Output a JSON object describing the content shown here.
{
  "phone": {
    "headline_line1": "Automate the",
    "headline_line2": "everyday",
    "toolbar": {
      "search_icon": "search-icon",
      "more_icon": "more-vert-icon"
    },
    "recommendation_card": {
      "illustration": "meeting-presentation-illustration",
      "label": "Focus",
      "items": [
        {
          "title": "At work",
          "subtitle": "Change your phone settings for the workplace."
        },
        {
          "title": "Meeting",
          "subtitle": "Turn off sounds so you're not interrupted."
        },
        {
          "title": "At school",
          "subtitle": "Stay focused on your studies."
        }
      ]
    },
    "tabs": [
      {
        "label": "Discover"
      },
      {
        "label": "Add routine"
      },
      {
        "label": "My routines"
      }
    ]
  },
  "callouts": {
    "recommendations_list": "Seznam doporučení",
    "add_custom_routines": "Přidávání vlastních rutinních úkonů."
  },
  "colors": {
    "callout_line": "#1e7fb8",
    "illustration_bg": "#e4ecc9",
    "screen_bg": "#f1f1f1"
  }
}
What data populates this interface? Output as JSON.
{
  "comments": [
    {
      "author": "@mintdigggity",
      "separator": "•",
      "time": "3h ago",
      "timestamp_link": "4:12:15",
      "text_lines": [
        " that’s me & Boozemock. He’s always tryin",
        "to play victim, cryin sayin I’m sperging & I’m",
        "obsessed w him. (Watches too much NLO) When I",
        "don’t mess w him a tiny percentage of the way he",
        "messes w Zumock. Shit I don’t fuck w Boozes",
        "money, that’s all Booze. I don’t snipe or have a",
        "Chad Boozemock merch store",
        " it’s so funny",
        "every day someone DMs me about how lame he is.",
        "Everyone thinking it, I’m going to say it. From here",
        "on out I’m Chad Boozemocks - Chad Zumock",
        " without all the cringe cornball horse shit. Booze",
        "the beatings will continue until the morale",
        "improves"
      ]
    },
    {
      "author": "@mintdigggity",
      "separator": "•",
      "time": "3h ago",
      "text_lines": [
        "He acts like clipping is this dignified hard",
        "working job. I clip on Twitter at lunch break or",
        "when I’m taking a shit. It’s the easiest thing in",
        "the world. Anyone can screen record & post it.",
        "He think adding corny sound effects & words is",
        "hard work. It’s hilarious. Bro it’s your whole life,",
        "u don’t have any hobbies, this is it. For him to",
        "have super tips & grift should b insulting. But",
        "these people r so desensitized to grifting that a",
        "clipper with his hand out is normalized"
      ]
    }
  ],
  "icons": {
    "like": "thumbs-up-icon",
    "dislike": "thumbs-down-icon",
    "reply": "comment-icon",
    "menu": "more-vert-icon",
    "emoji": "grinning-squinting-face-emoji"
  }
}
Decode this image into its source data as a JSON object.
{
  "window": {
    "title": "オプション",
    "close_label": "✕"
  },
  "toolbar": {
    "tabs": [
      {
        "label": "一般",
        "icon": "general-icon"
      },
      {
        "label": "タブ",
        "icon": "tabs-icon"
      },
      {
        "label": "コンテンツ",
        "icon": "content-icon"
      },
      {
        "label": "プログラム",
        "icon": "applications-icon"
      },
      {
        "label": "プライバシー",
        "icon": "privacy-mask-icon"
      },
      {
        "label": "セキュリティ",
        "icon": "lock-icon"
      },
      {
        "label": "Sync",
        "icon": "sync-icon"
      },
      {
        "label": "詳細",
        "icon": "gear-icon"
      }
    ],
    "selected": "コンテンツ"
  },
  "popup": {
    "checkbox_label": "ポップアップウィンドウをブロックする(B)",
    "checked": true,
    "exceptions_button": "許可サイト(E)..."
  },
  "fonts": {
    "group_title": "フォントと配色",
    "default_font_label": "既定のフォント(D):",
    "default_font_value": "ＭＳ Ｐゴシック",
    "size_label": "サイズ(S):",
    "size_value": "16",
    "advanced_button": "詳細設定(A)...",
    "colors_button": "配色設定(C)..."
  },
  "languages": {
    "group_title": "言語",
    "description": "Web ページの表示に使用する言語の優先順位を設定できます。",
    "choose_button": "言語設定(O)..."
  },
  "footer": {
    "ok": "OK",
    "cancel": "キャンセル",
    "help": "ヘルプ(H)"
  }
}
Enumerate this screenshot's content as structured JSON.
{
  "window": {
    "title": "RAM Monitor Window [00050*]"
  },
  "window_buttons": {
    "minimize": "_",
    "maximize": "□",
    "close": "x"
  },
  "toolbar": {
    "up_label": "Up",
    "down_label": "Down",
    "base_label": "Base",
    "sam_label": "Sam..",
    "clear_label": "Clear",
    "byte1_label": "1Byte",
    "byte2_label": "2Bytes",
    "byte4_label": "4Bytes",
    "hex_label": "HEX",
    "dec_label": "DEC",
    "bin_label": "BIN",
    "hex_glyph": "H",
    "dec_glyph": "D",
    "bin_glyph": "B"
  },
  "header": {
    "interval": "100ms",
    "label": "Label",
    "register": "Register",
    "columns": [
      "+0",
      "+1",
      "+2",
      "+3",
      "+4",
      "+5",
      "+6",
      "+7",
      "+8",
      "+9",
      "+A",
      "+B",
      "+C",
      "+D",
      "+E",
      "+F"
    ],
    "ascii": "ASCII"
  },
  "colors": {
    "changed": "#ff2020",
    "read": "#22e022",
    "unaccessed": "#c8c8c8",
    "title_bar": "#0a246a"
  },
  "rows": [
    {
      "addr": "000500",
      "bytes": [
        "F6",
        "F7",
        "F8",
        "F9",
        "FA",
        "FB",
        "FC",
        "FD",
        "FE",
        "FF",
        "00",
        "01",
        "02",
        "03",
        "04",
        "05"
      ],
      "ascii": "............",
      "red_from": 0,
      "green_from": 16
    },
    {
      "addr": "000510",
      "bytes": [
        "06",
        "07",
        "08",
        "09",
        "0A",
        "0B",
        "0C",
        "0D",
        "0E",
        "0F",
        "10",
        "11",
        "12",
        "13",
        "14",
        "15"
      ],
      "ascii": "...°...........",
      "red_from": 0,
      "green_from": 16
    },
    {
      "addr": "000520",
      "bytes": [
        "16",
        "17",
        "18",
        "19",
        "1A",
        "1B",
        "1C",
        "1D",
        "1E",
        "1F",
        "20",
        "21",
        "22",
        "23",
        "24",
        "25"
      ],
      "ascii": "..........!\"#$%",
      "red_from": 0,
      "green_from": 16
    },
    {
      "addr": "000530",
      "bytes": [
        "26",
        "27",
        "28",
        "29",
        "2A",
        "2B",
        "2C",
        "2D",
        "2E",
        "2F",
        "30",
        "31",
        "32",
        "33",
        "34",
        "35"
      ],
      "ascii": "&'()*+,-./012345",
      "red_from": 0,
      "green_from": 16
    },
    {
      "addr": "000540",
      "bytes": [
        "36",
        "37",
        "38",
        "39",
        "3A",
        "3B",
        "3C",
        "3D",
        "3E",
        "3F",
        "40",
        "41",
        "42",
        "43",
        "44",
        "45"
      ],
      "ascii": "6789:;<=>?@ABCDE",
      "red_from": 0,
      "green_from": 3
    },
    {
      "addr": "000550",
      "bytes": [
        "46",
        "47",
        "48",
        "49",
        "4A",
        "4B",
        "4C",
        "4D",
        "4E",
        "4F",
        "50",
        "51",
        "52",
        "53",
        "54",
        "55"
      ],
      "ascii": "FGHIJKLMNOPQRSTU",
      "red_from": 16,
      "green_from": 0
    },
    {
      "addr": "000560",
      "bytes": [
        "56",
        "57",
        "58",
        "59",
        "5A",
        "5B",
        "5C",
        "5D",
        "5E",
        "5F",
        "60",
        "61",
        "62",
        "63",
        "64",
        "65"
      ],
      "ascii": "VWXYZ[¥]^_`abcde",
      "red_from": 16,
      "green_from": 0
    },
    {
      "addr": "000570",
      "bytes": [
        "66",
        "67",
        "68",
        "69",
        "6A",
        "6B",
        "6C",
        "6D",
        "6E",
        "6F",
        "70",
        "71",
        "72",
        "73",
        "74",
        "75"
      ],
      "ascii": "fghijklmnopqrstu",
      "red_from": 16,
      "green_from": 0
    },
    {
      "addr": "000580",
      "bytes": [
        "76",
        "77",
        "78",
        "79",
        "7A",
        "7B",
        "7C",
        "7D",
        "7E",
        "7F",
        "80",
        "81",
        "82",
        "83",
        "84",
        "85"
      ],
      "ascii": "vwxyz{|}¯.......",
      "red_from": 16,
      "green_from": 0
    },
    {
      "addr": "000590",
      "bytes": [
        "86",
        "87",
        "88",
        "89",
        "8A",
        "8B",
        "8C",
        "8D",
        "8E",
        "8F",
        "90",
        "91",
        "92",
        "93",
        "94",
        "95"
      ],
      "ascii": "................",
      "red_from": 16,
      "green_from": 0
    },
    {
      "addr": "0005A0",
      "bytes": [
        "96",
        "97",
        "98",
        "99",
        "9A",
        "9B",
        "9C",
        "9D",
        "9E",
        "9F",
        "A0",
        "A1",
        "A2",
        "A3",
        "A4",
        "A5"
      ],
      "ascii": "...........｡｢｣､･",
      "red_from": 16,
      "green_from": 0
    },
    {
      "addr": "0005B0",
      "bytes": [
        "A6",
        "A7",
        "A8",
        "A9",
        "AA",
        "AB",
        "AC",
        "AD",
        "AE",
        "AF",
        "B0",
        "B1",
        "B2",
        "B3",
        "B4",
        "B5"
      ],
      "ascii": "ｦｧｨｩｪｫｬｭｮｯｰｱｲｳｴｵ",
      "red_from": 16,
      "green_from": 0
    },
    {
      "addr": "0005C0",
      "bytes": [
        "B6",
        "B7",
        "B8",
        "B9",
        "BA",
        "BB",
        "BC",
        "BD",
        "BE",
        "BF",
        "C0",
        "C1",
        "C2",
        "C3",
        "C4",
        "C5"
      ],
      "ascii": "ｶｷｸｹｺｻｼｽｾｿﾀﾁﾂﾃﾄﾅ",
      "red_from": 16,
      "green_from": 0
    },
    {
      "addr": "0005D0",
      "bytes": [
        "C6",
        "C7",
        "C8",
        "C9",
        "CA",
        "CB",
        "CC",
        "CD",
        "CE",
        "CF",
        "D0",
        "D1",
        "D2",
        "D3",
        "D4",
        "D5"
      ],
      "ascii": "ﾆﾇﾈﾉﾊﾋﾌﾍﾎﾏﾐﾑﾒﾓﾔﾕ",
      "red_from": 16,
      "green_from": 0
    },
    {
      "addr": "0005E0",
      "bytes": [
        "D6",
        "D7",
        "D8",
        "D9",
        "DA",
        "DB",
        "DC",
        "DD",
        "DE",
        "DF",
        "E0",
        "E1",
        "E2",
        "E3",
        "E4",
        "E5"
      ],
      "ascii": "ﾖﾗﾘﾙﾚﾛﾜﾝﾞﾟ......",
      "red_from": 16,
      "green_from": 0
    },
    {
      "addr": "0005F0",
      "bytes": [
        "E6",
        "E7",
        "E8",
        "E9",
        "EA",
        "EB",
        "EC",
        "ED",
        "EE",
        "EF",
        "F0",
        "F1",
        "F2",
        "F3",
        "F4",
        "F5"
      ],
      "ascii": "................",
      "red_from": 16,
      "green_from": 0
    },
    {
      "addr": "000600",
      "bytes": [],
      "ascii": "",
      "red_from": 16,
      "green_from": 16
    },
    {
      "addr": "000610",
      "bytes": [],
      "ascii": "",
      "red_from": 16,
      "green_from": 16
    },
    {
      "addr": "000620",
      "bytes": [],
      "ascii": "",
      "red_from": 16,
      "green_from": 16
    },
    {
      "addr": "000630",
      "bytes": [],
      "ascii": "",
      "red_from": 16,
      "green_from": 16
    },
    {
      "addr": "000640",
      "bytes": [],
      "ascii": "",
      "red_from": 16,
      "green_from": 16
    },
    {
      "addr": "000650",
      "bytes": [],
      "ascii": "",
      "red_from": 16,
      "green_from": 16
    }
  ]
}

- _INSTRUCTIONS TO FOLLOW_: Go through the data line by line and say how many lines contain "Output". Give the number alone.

- _ANSWER TO THE EXERCISE_: 2